» WORK REQUIRED
The answer must consist of every line from the entries that holds the word "activities".

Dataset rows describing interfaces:
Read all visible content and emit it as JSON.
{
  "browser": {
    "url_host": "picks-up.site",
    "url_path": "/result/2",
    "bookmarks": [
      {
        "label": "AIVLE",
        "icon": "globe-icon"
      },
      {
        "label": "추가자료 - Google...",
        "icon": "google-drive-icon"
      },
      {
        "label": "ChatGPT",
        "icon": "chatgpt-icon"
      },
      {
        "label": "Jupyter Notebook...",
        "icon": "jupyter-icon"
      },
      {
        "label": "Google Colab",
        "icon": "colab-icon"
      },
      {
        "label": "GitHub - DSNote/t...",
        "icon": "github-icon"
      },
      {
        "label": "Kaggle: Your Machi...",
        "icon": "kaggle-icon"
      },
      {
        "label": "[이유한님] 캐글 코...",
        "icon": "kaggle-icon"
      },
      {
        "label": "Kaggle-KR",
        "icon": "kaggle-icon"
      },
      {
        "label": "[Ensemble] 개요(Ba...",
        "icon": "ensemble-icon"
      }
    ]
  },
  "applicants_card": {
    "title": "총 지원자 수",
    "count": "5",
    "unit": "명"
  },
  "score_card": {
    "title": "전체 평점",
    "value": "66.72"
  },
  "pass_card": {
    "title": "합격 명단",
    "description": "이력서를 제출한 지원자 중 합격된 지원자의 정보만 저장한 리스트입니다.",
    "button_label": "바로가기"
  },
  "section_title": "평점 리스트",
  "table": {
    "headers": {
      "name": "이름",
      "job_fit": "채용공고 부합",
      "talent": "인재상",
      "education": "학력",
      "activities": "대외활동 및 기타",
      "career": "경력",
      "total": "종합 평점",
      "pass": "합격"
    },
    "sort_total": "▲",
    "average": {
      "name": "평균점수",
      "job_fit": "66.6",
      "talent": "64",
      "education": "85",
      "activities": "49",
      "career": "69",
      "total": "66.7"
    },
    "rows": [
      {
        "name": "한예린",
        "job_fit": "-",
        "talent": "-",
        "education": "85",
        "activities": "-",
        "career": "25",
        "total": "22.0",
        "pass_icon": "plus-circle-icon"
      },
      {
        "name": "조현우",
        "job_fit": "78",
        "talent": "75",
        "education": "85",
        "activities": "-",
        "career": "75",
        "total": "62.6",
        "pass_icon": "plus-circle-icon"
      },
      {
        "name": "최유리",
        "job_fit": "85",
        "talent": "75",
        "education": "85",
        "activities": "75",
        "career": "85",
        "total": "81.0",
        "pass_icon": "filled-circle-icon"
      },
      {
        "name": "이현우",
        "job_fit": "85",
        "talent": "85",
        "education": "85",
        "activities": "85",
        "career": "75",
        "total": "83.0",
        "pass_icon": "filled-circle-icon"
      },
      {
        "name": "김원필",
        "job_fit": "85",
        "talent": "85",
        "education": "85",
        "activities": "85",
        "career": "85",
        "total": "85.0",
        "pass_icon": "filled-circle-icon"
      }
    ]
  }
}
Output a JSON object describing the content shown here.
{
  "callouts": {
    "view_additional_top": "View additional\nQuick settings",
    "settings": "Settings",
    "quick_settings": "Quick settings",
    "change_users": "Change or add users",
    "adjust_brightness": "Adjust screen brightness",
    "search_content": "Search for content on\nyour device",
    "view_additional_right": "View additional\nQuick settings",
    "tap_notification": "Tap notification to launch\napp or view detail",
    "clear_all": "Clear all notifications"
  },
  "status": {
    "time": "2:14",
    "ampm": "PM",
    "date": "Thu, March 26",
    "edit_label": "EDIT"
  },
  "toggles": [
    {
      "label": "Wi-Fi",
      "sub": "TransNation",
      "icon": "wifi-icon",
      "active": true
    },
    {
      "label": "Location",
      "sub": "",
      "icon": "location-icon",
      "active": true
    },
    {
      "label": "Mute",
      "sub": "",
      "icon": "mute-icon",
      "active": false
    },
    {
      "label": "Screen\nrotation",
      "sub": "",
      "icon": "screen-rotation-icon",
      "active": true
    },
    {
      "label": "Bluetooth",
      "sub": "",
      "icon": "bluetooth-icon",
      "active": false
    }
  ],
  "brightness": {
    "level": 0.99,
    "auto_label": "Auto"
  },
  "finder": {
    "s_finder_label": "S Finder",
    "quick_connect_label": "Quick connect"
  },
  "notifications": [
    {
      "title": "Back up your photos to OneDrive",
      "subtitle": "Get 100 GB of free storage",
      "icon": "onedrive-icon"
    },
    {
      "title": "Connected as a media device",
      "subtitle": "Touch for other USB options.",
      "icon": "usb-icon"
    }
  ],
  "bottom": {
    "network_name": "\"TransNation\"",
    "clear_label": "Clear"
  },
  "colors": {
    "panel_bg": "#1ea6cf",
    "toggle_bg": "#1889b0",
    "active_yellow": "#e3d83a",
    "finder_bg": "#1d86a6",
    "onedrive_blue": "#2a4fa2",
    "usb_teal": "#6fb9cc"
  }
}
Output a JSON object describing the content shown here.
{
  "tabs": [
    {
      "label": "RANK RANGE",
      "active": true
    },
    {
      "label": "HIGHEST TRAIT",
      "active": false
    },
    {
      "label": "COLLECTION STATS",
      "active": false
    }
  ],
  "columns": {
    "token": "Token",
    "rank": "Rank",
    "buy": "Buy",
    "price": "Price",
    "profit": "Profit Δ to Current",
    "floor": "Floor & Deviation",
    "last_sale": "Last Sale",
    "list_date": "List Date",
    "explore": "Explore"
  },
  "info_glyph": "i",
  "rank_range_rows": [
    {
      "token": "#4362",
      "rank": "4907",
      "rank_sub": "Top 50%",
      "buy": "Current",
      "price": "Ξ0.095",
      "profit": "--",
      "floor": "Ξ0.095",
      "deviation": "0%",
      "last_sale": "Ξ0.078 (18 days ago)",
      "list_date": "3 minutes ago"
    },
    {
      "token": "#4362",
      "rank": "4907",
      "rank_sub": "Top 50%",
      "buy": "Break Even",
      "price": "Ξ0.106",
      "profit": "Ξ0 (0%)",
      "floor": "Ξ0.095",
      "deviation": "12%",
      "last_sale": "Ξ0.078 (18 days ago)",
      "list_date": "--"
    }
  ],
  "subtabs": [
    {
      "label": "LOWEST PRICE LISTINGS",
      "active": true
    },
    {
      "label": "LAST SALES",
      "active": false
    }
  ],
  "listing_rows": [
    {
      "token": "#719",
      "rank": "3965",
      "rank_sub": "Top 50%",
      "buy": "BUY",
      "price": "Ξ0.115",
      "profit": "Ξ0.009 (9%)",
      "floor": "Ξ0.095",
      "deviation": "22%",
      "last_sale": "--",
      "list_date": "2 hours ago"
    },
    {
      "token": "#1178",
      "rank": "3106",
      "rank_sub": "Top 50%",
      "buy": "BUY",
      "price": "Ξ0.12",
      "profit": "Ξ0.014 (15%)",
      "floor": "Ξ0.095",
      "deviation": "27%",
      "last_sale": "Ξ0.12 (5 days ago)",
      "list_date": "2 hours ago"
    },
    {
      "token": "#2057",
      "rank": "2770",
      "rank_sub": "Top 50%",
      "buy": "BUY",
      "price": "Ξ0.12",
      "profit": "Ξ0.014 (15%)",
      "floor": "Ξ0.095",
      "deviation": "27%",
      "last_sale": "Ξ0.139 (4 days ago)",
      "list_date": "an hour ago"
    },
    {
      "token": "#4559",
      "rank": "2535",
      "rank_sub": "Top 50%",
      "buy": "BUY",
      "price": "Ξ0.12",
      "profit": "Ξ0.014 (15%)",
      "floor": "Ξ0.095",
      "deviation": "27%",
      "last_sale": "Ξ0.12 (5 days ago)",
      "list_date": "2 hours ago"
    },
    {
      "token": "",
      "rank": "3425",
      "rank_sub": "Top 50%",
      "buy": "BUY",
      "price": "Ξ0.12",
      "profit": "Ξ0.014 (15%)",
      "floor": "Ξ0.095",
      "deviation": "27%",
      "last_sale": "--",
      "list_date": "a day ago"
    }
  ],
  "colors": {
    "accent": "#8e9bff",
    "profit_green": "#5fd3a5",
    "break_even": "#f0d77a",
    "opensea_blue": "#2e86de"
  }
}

» YOUR RESPONSE
      "activities": "대외활동 및 기타",
      "activities": "49",
        "activities": "-",
        "activities": "-",
        "activities": "75",
        "activities": "85",
        "activities": "85",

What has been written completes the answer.